RECORDS SHOWN:
#####

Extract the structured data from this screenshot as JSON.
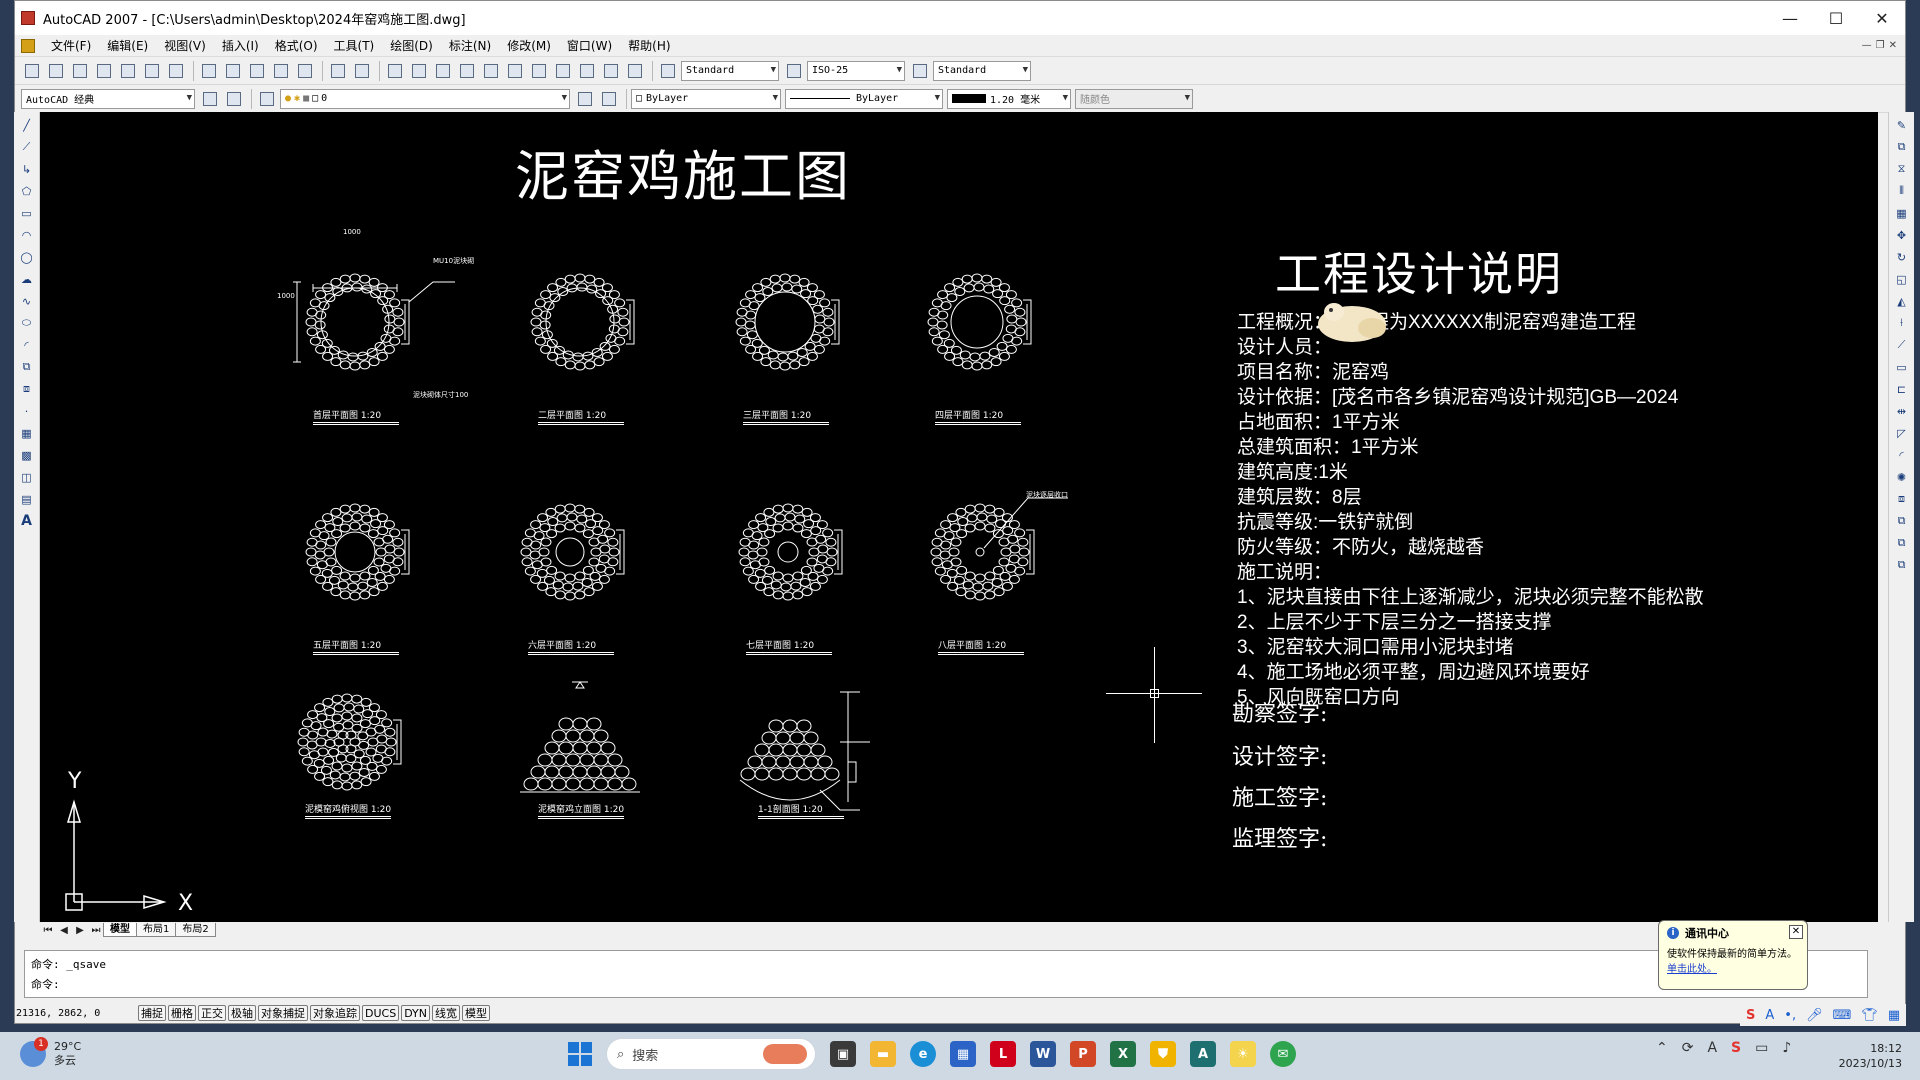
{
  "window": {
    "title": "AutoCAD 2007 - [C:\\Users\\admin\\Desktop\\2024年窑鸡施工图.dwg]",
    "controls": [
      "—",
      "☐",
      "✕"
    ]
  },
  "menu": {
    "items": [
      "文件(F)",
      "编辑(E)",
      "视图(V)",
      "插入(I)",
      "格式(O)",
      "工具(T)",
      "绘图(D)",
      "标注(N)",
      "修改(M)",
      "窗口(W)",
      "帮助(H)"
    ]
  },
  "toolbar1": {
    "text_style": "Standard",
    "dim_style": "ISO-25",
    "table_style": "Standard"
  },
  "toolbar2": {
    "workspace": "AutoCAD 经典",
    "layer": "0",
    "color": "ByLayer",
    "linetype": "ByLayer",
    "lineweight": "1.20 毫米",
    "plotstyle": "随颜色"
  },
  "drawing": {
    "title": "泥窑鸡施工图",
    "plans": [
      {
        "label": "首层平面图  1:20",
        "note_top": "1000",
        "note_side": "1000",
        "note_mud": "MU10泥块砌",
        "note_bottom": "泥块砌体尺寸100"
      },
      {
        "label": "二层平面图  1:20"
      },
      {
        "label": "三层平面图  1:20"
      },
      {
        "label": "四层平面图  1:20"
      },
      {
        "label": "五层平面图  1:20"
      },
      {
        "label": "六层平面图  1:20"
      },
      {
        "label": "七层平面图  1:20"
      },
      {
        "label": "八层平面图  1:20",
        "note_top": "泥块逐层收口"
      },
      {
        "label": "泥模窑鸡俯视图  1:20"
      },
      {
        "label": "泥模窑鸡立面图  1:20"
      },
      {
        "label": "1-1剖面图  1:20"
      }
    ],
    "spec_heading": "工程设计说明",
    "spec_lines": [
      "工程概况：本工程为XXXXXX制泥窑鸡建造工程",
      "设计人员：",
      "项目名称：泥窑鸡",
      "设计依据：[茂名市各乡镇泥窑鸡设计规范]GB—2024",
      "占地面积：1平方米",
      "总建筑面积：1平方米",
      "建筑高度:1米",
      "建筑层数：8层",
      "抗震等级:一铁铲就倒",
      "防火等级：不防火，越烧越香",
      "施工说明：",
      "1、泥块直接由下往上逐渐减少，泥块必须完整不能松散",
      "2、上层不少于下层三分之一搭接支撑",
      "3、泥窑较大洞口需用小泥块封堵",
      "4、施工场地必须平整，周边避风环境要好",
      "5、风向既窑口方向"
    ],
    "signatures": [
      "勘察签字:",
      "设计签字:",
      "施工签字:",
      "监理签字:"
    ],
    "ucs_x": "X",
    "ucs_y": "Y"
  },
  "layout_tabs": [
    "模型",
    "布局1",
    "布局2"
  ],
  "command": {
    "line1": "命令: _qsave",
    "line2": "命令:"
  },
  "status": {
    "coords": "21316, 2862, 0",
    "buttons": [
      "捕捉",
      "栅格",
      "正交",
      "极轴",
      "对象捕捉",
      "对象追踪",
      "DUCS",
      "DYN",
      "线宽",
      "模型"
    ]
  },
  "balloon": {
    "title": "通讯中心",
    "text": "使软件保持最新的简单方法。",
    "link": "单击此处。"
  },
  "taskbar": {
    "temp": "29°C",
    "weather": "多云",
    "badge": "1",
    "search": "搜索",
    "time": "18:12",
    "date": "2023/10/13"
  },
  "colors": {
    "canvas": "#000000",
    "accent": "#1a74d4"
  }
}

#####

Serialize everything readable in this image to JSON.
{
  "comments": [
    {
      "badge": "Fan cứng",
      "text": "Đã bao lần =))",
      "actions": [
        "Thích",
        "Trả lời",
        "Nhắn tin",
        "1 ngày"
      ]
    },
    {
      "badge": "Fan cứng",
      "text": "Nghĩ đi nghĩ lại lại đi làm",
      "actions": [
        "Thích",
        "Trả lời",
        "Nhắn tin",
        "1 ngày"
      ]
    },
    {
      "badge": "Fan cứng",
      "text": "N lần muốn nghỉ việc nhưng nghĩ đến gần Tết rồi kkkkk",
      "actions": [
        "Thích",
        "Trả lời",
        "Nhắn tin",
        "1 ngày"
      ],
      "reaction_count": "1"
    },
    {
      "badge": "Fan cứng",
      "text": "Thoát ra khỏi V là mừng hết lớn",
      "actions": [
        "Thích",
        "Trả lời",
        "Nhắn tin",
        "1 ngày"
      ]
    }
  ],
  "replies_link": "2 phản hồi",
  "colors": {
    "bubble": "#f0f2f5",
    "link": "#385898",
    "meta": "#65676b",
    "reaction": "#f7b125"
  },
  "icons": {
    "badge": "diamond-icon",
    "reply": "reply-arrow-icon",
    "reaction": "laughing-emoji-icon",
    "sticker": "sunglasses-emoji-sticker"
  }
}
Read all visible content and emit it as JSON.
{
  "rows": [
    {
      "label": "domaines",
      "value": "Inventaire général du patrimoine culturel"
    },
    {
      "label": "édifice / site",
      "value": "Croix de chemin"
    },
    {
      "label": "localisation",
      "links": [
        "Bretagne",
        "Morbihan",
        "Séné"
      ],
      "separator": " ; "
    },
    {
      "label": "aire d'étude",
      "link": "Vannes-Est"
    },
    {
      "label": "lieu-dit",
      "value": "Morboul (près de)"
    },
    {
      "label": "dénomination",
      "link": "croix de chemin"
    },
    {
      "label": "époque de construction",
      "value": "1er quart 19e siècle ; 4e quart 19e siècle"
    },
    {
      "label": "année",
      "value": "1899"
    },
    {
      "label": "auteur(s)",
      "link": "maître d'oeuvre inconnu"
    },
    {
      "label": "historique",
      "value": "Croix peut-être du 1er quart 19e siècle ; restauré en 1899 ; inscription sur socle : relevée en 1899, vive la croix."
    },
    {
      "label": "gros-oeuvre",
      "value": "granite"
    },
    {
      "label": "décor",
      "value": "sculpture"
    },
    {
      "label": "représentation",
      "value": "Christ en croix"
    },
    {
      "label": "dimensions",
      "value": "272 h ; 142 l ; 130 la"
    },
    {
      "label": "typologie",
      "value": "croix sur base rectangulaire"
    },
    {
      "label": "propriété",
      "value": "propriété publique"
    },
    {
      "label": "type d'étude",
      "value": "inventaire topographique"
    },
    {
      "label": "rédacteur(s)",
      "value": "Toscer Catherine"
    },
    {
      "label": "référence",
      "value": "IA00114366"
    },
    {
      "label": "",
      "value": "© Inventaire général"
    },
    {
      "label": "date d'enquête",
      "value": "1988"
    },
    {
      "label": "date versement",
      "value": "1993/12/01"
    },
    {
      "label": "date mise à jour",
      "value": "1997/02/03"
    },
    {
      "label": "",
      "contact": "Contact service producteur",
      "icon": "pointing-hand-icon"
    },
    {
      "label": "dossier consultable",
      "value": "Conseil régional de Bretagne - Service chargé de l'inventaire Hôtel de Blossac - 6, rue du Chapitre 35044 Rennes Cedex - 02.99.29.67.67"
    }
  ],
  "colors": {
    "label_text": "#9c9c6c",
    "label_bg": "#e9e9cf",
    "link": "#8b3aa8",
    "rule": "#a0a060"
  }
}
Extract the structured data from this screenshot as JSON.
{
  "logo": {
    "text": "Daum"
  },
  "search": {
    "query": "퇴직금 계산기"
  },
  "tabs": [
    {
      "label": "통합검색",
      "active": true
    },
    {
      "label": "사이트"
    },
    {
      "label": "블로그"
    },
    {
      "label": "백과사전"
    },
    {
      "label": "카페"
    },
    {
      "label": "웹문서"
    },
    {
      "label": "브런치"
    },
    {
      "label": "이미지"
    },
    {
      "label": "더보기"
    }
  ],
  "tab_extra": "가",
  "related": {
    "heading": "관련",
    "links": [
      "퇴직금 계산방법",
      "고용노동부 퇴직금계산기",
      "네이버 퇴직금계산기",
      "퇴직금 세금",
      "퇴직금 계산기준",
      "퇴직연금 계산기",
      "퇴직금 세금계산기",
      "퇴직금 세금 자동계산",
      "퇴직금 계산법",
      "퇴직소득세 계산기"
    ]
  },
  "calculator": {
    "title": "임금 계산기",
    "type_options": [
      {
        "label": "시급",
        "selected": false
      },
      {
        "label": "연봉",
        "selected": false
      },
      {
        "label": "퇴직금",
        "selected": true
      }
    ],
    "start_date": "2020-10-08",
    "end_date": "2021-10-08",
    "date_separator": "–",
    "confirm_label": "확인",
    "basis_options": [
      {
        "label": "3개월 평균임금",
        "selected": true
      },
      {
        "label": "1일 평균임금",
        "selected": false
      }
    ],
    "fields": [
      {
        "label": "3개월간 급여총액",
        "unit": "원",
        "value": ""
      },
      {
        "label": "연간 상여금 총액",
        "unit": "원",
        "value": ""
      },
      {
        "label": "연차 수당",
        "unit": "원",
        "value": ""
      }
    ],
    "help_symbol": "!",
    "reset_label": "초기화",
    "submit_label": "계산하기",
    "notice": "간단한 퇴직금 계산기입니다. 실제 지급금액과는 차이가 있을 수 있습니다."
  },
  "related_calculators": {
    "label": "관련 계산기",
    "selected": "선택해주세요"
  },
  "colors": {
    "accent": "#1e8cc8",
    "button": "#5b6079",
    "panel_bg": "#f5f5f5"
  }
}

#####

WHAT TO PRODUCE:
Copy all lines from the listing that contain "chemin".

TASK ANSWER:
      "value": "Croix de chemin"
      "link": "croix de chemin"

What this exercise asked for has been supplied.